Interface dataset entries

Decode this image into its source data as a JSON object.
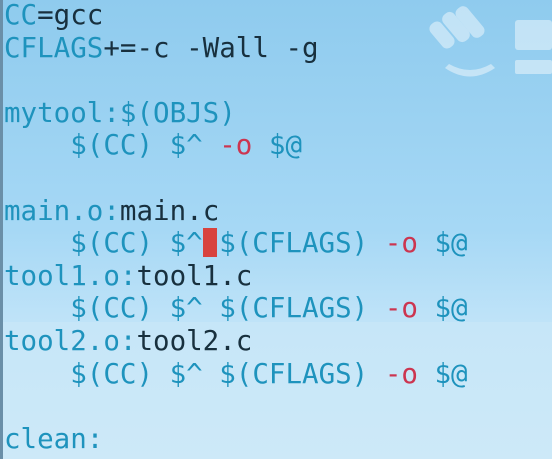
{
  "editor": {
    "lines": [
      [
        {
          "t": "CC",
          "c": "k"
        },
        {
          "t": "=gcc",
          "c": "n"
        }
      ],
      [
        {
          "t": "CFLAGS",
          "c": "k"
        },
        {
          "t": "+=-c -Wall -g",
          "c": "n"
        }
      ],
      [],
      [
        {
          "t": "mytool:$(OBJS)",
          "c": "k"
        }
      ],
      [
        {
          "t": "    $(CC) $^ ",
          "c": "k"
        },
        {
          "t": "-o",
          "c": "r"
        },
        {
          "t": " $@",
          "c": "k"
        }
      ],
      [],
      [
        {
          "t": "main.o:",
          "c": "k"
        },
        {
          "t": "main.c",
          "c": "n"
        }
      ],
      [
        {
          "t": "    $(CC) $^",
          "c": "k"
        },
        {
          "cursor": true
        },
        {
          "t": "$(CFLAGS) ",
          "c": "k"
        },
        {
          "t": "-o",
          "c": "r"
        },
        {
          "t": " $@",
          "c": "k"
        }
      ],
      [
        {
          "t": "tool1.o:",
          "c": "k"
        },
        {
          "t": "tool1.c",
          "c": "n"
        }
      ],
      [
        {
          "t": "    $(CC) $^ $(CFLAGS) ",
          "c": "k"
        },
        {
          "t": "-o",
          "c": "r"
        },
        {
          "t": " $@",
          "c": "k"
        }
      ],
      [
        {
          "t": "tool2.o:",
          "c": "k"
        },
        {
          "t": "tool2.c",
          "c": "n"
        }
      ],
      [
        {
          "t": "    $(CC) $^ $(CFLAGS) ",
          "c": "k"
        },
        {
          "t": "-o",
          "c": "r"
        },
        {
          "t": " $@",
          "c": "k"
        }
      ],
      [],
      [
        {
          "t": "clean:",
          "c": "k"
        }
      ]
    ]
  },
  "colors": {
    "keyword": "#1e93bd",
    "text": "#18303e",
    "option": "#cc3550",
    "cursor": "#d8433e"
  },
  "watermark_icon": "fist-logo-icon"
}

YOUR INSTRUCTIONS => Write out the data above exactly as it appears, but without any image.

RESPONSE BOX =>
Decode this image into its source data as a JSON object.
{
  "editor": {
    "lines": [
      [
        {
          "t": "CC",
          "c": "k"
        },
        {
          "t": "=gcc",
          "c": "n"
        }
      ],
      [
        {
          "t": "CFLAGS",
          "c": "k"
        },
        {
          "t": "+=-c -Wall -g",
          "c": "n"
        }
      ],
      [],
      [
        {
          "t": "mytool:$(OBJS)",
          "c": "k"
        }
      ],
      [
        {
          "t": "    $(CC) $^ ",
          "c": "k"
        },
        {
          "t": "-o",
          "c": "r"
        },
        {
          "t": " $@",
          "c": "k"
        }
      ],
      [],
      [
        {
          "t": "main.o:",
          "c": "k"
        },
        {
          "t": "main.c",
          "c": "n"
        }
      ],
      [
        {
          "t": "    $(CC) $^",
          "c": "k"
        },
        {
          "cursor": true
        },
        {
          "t": "$(CFLAGS) ",
          "c": "k"
        },
        {
          "t": "-o",
          "c": "r"
        },
        {
          "t": " $@",
          "c": "k"
        }
      ],
      [
        {
          "t": "tool1.o:",
          "c": "k"
        },
        {
          "t": "tool1.c",
          "c": "n"
        }
      ],
      [
        {
          "t": "    $(CC) $^ $(CFLAGS) ",
          "c": "k"
        },
        {
          "t": "-o",
          "c": "r"
        },
        {
          "t": " $@",
          "c": "k"
        }
      ],
      [
        {
          "t": "tool2.o:",
          "c": "k"
        },
        {
          "t": "tool2.c",
          "c": "n"
        }
      ],
      [
        {
          "t": "    $(CC) $^ $(CFLAGS) ",
          "c": "k"
        },
        {
          "t": "-o",
          "c": "r"
        },
        {
          "t": " $@",
          "c": "k"
        }
      ],
      [],
      [
        {
          "t": "clean:",
          "c": "k"
        }
      ]
    ]
  },
  "colors": {
    "keyword": "#1e93bd",
    "text": "#18303e",
    "option": "#cc3550",
    "cursor": "#d8433e"
  },
  "watermark_icon": "fist-logo-icon"
}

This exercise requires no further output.